When a group becomes too big or its leadership becomes corrupt a schism is inevitable. The supporters of the West Memphis 3 are just finding this out.
On the one hand, you have 44-year-old Lorri Davis, the wife of Damien Echols who married him 8 years ago while in jail probably after getting moist from watching the ‘documentaries’. She’s basically in charge of all the donations given in the name of the West Memphis 3.
A new splinter group has arisen calling itself the West Memphis 3 Innocence Project and they claim that Davis has not been forthcoming about how the funds are being spent.
Let’s hear from West Memphis 3 Innocence Project president Kelly Duda.
“Isn’t it a clear conflict of interest for a spouse of one of the WM3 to have what appears to be ultimate control over funding that is intended for all three young men?” asks the new Web site that seeks donations of its own on behalf of the three defendants.
West Memphis 3 Innocence Project president Kelly Duda said he likes Davis and applauds her efforts but said she’s given no public accounting of her fund-raising efforts. Among concerns, Duda said when he and associates contributed money, they didn’t receive receipts.
“People have been asking these questions for a long time. The house of cards is crumbling,” Duda, a Little Rock filmmaker, said Wednesday. “Donors have a right to know where their money is going and how it’s being spent. That’s not happening.”
In rebuttal let’s hear from Ms. Davis’ and her publicist?
“They are all happy with the way the money is being spent,” Davis said. Indeed, Echols’ San Francisco lawyer, Dennis Riordan, said he had no misgivings about Davis’ fund-raising.
“It’s all accounted for,” Riordon said. Suggestions to the contrary by the new organization are “absolutely false,” he said.
Davis’ New York publicist, Alice Leeds, dismissed the new group’s assertions, saying her client’s devotion to the case has left her with a mound of bills. “Right now, she’s about $40,000 in debt,” Leeds said.
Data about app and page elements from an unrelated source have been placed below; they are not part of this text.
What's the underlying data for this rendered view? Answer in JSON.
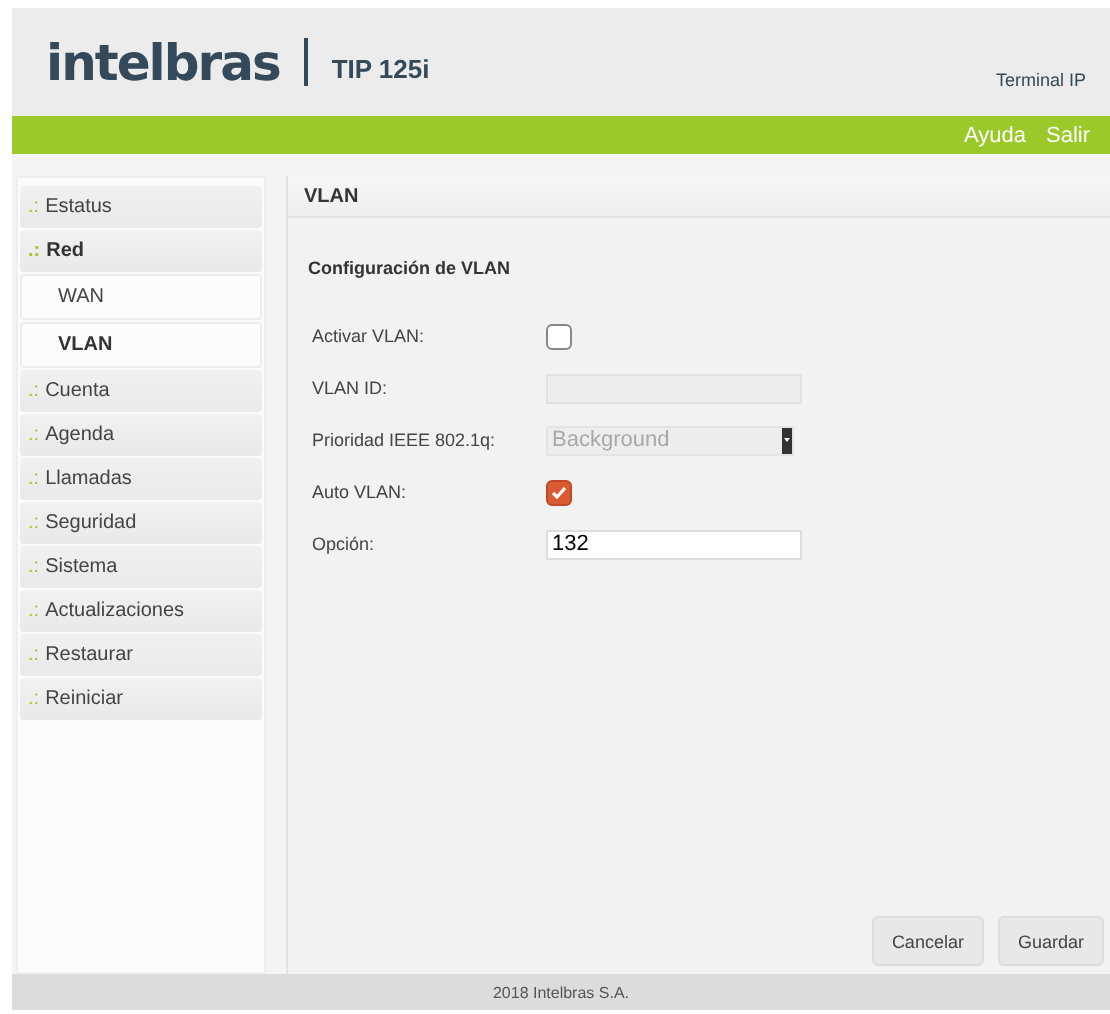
{
  "header": {
    "logo": "intelbras",
    "model": "TIP 125i",
    "subtitle": "Terminal IP"
  },
  "topbar": {
    "links": [
      "Ayuda",
      "Salir"
    ]
  },
  "sidebar": {
    "items": [
      {
        "marker": ".:",
        "label": "Estatus",
        "selected": false
      },
      {
        "marker": ".:",
        "label": "Red",
        "selected": true,
        "children": [
          {
            "label": "WAN",
            "selected": false
          },
          {
            "label": "VLAN",
            "selected": true
          }
        ]
      },
      {
        "marker": ".:",
        "label": "Cuenta",
        "selected": false
      },
      {
        "marker": ".:",
        "label": "Agenda",
        "selected": false
      },
      {
        "marker": ".:",
        "label": "Llamadas",
        "selected": false
      },
      {
        "marker": ".:",
        "label": "Seguridad",
        "selected": false
      },
      {
        "marker": ".:",
        "label": "Sistema",
        "selected": false
      },
      {
        "marker": ".:",
        "label": "Actualizaciones",
        "selected": false
      },
      {
        "marker": ".:",
        "label": "Restaurar",
        "selected": false
      },
      {
        "marker": ".:",
        "label": "Reiniciar",
        "selected": false
      }
    ]
  },
  "panel": {
    "title": "VLAN",
    "section": "Configuración de VLAN",
    "fields": [
      {
        "kind": "checkbox",
        "label": "Activar VLAN:",
        "checked": false
      },
      {
        "kind": "text",
        "label": "VLAN ID:",
        "disabled": true
      },
      {
        "kind": "select",
        "label": "Prioridad IEEE 802.1q:",
        "value": "Background",
        "disabled": true
      },
      {
        "kind": "checkbox",
        "label": "Auto VLAN:",
        "checked": true
      },
      {
        "kind": "text",
        "label": "Opción:",
        "value": "132",
        "disabled": false
      }
    ],
    "buttons": [
      "Cancelar",
      "Guardar"
    ]
  },
  "footer": "2018 Intelbras S.A."
}
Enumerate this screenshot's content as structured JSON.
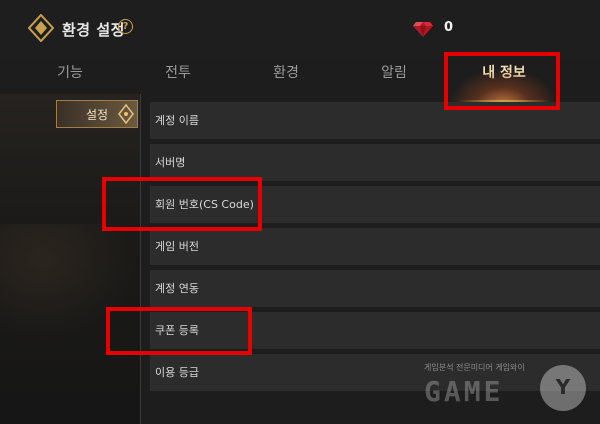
{
  "header": {
    "title": "환경 설정",
    "help_glyph": "?",
    "currency_icon": "ruby-gem-icon",
    "currency_count": "0"
  },
  "tabs": [
    {
      "label": "기능",
      "active": false
    },
    {
      "label": "전투",
      "active": false
    },
    {
      "label": "환경",
      "active": false
    },
    {
      "label": "알림",
      "active": false
    },
    {
      "label": "내 정보",
      "active": true
    }
  ],
  "sidebar": {
    "items": [
      {
        "label": "설정",
        "active": true
      }
    ]
  },
  "list": [
    {
      "label": "계정 이름"
    },
    {
      "label": "서버명"
    },
    {
      "label": "회원 번호(CS Code)"
    },
    {
      "label": "게임 버전"
    },
    {
      "label": "계정 연동"
    },
    {
      "label": "쿠폰 등록"
    },
    {
      "label": "이용 등급"
    }
  ],
  "watermark": {
    "caption": "게임분석 전문미디어 게임와이",
    "brand": "GAME",
    "badge": "Y"
  },
  "colors": {
    "highlight": "#e60000",
    "accent_gold": "#c9a04e",
    "row_bg": "#2c2c2c",
    "page_bg": "#1d1d1d"
  }
}
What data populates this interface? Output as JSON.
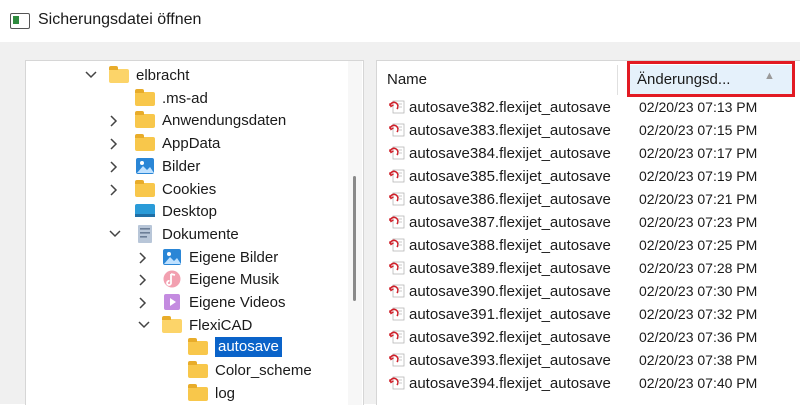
{
  "window": {
    "title": "Sicherungsdatei öffnen"
  },
  "tree": {
    "items": [
      {
        "label": "elbracht",
        "icon": "folder-icon",
        "expander": "expanded"
      },
      {
        "label": ".ms-ad",
        "icon": "folder-icon",
        "expander": "none"
      },
      {
        "label": "Anwendungsdaten",
        "icon": "folder-icon",
        "expander": "collapsed"
      },
      {
        "label": "AppData",
        "icon": "folder-icon",
        "expander": "collapsed"
      },
      {
        "label": "Bilder",
        "icon": "pictures-icon",
        "expander": "collapsed"
      },
      {
        "label": "Cookies",
        "icon": "folder-icon",
        "expander": "collapsed"
      },
      {
        "label": "Desktop",
        "icon": "desktop-icon",
        "expander": "none"
      },
      {
        "label": "Dokumente",
        "icon": "documents-icon",
        "expander": "expanded"
      },
      {
        "label": "Eigene Bilder",
        "icon": "pictures-icon",
        "expander": "collapsed"
      },
      {
        "label": "Eigene Musik",
        "icon": "music-icon",
        "expander": "collapsed"
      },
      {
        "label": "Eigene Videos",
        "icon": "videos-icon",
        "expander": "collapsed"
      },
      {
        "label": "FlexiCAD",
        "icon": "folder-icon",
        "expander": "expanded"
      },
      {
        "label": "autosave",
        "icon": "folder-icon",
        "expander": "none",
        "selected": true
      },
      {
        "label": "Color_scheme",
        "icon": "folder-icon",
        "expander": "none"
      },
      {
        "label": "log",
        "icon": "folder-icon",
        "expander": "none"
      }
    ]
  },
  "list": {
    "columns": {
      "name": "Name",
      "date": "Änderungsd..."
    },
    "rows": [
      {
        "name": "autosave382.flexijet_autosave",
        "date": "02/20/23 07:13 PM"
      },
      {
        "name": "autosave383.flexijet_autosave",
        "date": "02/20/23 07:15 PM"
      },
      {
        "name": "autosave384.flexijet_autosave",
        "date": "02/20/23 07:17 PM"
      },
      {
        "name": "autosave385.flexijet_autosave",
        "date": "02/20/23 07:19 PM"
      },
      {
        "name": "autosave386.flexijet_autosave",
        "date": "02/20/23 07:21 PM"
      },
      {
        "name": "autosave387.flexijet_autosave",
        "date": "02/20/23 07:23 PM"
      },
      {
        "name": "autosave388.flexijet_autosave",
        "date": "02/20/23 07:25 PM"
      },
      {
        "name": "autosave389.flexijet_autosave",
        "date": "02/20/23 07:28 PM"
      },
      {
        "name": "autosave390.flexijet_autosave",
        "date": "02/20/23 07:30 PM"
      },
      {
        "name": "autosave391.flexijet_autosave",
        "date": "02/20/23 07:32 PM"
      },
      {
        "name": "autosave392.flexijet_autosave",
        "date": "02/20/23 07:36 PM"
      },
      {
        "name": "autosave393.flexijet_autosave",
        "date": "02/20/23 07:38 PM"
      },
      {
        "name": "autosave394.flexijet_autosave",
        "date": "02/20/23 07:40 PM"
      }
    ]
  },
  "colors": {
    "selection": "#0a63c9",
    "highlight_box": "#e21a23",
    "folder": "#f8c74b"
  }
}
Leeds also questioned the motives of two people affiliated with the new organization — board member Mara Leveritt, who wrote a book, “Devil’s Knot,” about the West Memphis murders; and Paragould, Ark., lawyer Dan Stidham, Misskelley’s original attorney. Stidham consulted with the new organization before becoming a full-time judge this month and has often been paid expenses for speaking to groups about the case.
“These individuals have been making their names and money … by using this case for years,” Leeds said. “It is about self-interest.”
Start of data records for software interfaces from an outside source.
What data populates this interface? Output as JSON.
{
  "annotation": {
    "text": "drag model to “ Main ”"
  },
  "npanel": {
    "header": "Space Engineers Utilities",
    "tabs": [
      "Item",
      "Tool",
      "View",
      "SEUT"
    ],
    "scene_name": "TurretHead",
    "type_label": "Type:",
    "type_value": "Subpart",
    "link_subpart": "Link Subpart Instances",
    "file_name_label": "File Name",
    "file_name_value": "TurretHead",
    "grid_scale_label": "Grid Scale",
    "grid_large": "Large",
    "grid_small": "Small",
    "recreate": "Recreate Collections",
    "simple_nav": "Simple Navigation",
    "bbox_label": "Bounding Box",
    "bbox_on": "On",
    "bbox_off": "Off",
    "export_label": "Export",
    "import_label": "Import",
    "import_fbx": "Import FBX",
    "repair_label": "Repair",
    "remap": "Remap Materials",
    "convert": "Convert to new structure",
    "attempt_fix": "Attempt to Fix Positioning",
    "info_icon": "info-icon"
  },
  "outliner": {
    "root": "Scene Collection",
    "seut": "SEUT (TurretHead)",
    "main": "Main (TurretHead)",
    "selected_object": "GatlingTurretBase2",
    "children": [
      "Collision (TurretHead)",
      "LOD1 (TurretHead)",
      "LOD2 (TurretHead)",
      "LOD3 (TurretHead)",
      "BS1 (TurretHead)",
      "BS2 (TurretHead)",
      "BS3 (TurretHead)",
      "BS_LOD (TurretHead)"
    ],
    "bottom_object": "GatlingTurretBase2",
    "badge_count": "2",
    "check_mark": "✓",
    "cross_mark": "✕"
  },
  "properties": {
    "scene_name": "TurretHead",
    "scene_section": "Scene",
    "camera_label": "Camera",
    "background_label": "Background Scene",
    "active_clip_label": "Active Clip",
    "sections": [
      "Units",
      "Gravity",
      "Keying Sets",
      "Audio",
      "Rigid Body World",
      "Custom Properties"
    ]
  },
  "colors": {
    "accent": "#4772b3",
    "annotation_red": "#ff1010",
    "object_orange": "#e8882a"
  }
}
I think that can be said for everybody involved. Once the case became a cause celebre it became profitable.
I think this is the beginning of the end for the West Memphis 3 movement. Remember kids a house divided against itself can not stand.